New Scientist magazine talked to one systems theorist who is “disconcerted” but unsurprised at the level of interconnectedness, according to Bruce Upbin, writing in Forbes magazine. Economists say the danger comes when you combine hyper-connections with the concentration of power. The Swiss scientists warn that this can lead to instability.
Some scoffed, noting that most of these companies are investment firms, which technically are owned by shareholders through pensions, mutual funds, etc. Further, while thorough, the 36-page study, published in the peer-reviewed journal PLOS ONE, is not precisely complete. It excludes Government Sponsored Enterprises that were publicly created but privately held, such as the Federal Home Loan Mortgage Corp. (Freddie Mac). However, though the research results do show an overwhelming number of banks, institutional investors and funds, those entities don't exactly offer individuals control over such assets, much less policies and practices supposedly undertaken on their behalf.
And the situation may be even worse. First, the report was from 2011, so presumably the concentration has increased, and, second, most investments in vehicles like mutual funds are “managed” by indexes such as Standard & Poor’s (owned by McGraw-Hill), one of just four indexes that exert considerable influence over trading and, therefore, control. The others are Barclay’s (which took over Lehman Brothers after 2007’s financial collapse), the Chicago Mercantile Exchange, and Russell Investments (owned by Northwestern Mutual).
Of course, that may be nothing new. During the 1930s’ Great Depression, U.S. journalist Ferdinand Lundberg, who studied American wealth and power, published “America’s 60 Families” showing the financial and political power of the elite.

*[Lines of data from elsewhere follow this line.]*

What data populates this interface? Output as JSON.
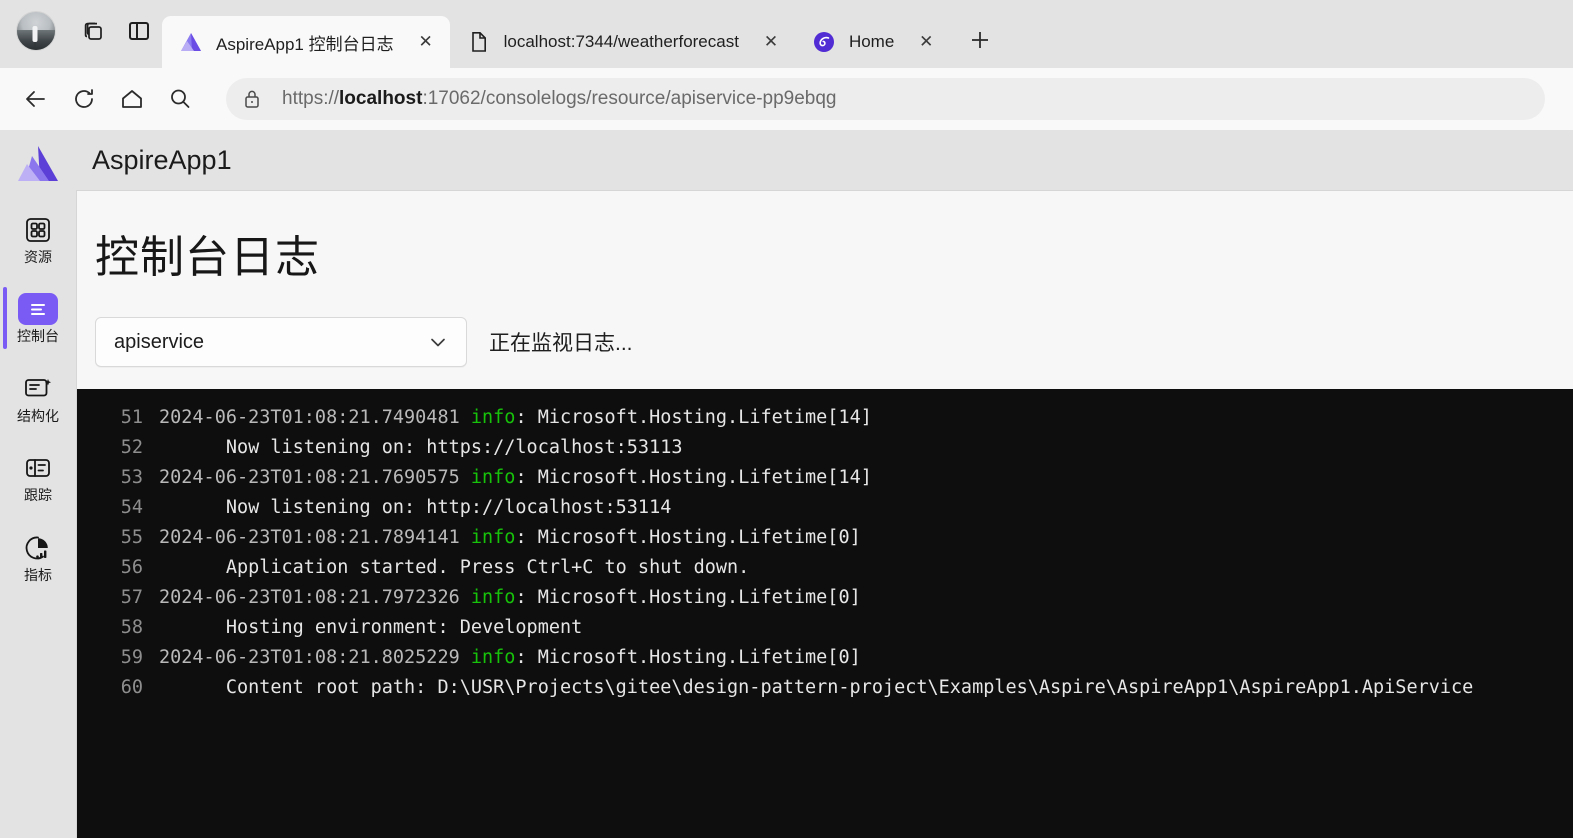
{
  "browser": {
    "profile_avatar": "user-photo",
    "toolbar_icons": [
      "tab-groups-icon",
      "split-screen-icon"
    ],
    "tabs": [
      {
        "title": "AspireApp1 控制台日志",
        "favicon": "aspire-logo-icon",
        "active": true,
        "close_label": "✕"
      },
      {
        "title": "localhost:7344/weatherforecast",
        "favicon": "page-icon",
        "active": false,
        "close_label": "✕"
      },
      {
        "title": "Home",
        "favicon": "blazor-icon",
        "active": false,
        "close_label": "✕"
      }
    ],
    "new_tab_label": "+",
    "nav": {
      "back_label": "back-arrow",
      "reload_label": "reload-arrow",
      "home_label": "home",
      "search_label": "search"
    },
    "address": {
      "lock_icon": "lock-icon",
      "scheme": "https://",
      "host_bold": "localhost",
      "rest": ":17062/consolelogs/resource/apiservice-pp9ebqg",
      "full_url": "https://localhost:17062/consolelogs/resource/apiservice-pp9ebqg"
    }
  },
  "app": {
    "title": "AspireApp1",
    "logo": "aspire-logo-icon",
    "page_title": "控制台日志",
    "sidebar": {
      "items": [
        {
          "label": "资源",
          "icon": "resources-grid-icon",
          "active": false
        },
        {
          "label": "控制台",
          "icon": "console-icon",
          "active": true
        },
        {
          "label": "结构化",
          "icon": "structured-logs-icon",
          "active": false
        },
        {
          "label": "跟踪",
          "icon": "traces-icon",
          "active": false
        },
        {
          "label": "指标",
          "icon": "metrics-icon",
          "active": false
        }
      ]
    },
    "resource_select": {
      "value": "apiservice",
      "chevron": "chevron-down-icon"
    },
    "watch_status": "正在监视日志...",
    "colors": {
      "accent": "#7A5CF5",
      "console_bg": "#0e0e0e",
      "info_green": "#17c20a",
      "sidebar_bg": "#e3e3e3"
    },
    "console_logs": [
      {
        "no": "51",
        "ts": "2024-06-23T01:08:21.7490481 ",
        "level": "info",
        "rest": ": Microsoft.Hosting.Lifetime[14]"
      },
      {
        "no": "52",
        "ts": "",
        "level": "",
        "rest": "      Now listening on: https://localhost:53113"
      },
      {
        "no": "53",
        "ts": "2024-06-23T01:08:21.7690575 ",
        "level": "info",
        "rest": ": Microsoft.Hosting.Lifetime[14]"
      },
      {
        "no": "54",
        "ts": "",
        "level": "",
        "rest": "      Now listening on: http://localhost:53114"
      },
      {
        "no": "55",
        "ts": "2024-06-23T01:08:21.7894141 ",
        "level": "info",
        "rest": ": Microsoft.Hosting.Lifetime[0]"
      },
      {
        "no": "56",
        "ts": "",
        "level": "",
        "rest": "      Application started. Press Ctrl+C to shut down."
      },
      {
        "no": "57",
        "ts": "2024-06-23T01:08:21.7972326 ",
        "level": "info",
        "rest": ": Microsoft.Hosting.Lifetime[0]"
      },
      {
        "no": "58",
        "ts": "",
        "level": "",
        "rest": "      Hosting environment: Development"
      },
      {
        "no": "59",
        "ts": "2024-06-23T01:08:21.8025229 ",
        "level": "info",
        "rest": ": Microsoft.Hosting.Lifetime[0]"
      },
      {
        "no": "60",
        "ts": "",
        "level": "",
        "rest": "      Content root path: D:\\USR\\Projects\\gitee\\design-pattern-project\\Examples\\Aspire\\AspireApp1\\AspireApp1.ApiService"
      }
    ]
  }
}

“The United States is owned and dominated today by a hierarchy of its 60 richest families, buttressed by no more than 90 families of lesser wealth,” Lundberg wrote decades ago. “These families are the living center of the modern industrial oligarchy which dominates the United States, functioning discreetly under a de jure democratic form of government behind which a de facto government, absolutist and plutocratic in its lineaments …. It is the government of money in a Dollar Democracy.”
Two years ago, journalist David Rosen cited Lundberg when he cautioned, “If both the Presidency and the Congress fell under Republican control, life in the U.S. for middle-income, working-class and poor would get really worse.”
The interlocking interests may be close to locking out everyone else.